In an interview on MSNBC, Michelle Obama told Mika Brzezinski that "black America will wake up and get it," predicting that the surveys showing lackluster African American support for Obama are "not going to hold." Also, after Barack Obama's success at Saturday's Iowa Democratic Party dinner and a Sunday appearance on Meet the Press, his campaign is capitalizing on the recent gains over Clinton, setting an $850,000 Internet fundraising goal.
Per NBC's Andy Merten, while Obama delivered a toned-down version of his anti-Washington establishment jabs at Hillary Clinton while speaking to reporters yesterday, Obama strategist David Axelrod repeated some of the campaign's charges on MSNBC's Hardball last night. "Senator Clinton is a very, very proficient politician," he told host Chris Matthews, adding: "They're running a textbook campaign, but it's a campaign that's designed to get you through an election -- it's not designed to bring the country together; it's not designed to solve problems."

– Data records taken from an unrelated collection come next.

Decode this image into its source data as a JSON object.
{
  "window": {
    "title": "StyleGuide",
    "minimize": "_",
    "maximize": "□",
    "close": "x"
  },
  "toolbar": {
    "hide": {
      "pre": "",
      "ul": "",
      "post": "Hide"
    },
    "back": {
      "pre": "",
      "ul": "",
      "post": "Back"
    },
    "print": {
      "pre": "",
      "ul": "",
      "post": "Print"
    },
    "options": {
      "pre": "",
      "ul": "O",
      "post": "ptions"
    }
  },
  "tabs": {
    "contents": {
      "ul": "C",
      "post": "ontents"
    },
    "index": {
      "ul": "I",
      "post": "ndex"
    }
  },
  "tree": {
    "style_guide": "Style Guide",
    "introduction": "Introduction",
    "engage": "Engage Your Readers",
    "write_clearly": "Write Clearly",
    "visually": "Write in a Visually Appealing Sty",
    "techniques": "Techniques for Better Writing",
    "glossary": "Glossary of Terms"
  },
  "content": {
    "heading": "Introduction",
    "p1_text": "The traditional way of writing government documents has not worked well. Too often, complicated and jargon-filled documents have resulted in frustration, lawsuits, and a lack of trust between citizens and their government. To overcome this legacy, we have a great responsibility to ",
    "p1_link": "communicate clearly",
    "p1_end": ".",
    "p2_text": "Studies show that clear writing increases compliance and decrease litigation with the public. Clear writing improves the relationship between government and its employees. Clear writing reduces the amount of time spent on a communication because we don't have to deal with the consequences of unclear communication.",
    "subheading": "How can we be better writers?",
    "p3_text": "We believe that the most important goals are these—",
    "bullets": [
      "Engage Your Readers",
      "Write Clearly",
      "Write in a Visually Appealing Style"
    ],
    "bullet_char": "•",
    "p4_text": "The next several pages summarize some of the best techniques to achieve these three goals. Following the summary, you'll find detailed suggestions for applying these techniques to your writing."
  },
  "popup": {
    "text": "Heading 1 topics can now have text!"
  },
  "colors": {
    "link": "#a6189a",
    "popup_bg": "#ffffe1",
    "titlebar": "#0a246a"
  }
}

Axelrod also poked fun at Hillary's newfound "Turn Up the Heat" slogan, saying of his candidate's enthusiastic reception at Saturday's Jefferson-Jackson dinner: "This is the change people are looking for. Not a slogan but real, fundamental change, and how our leaders approach these problems."
RICHARDSON: Even though Florida is being ignored by the Democratic candidates, the Miami Herald is still running profiles of all the candidates. Here's its Richardson write-up.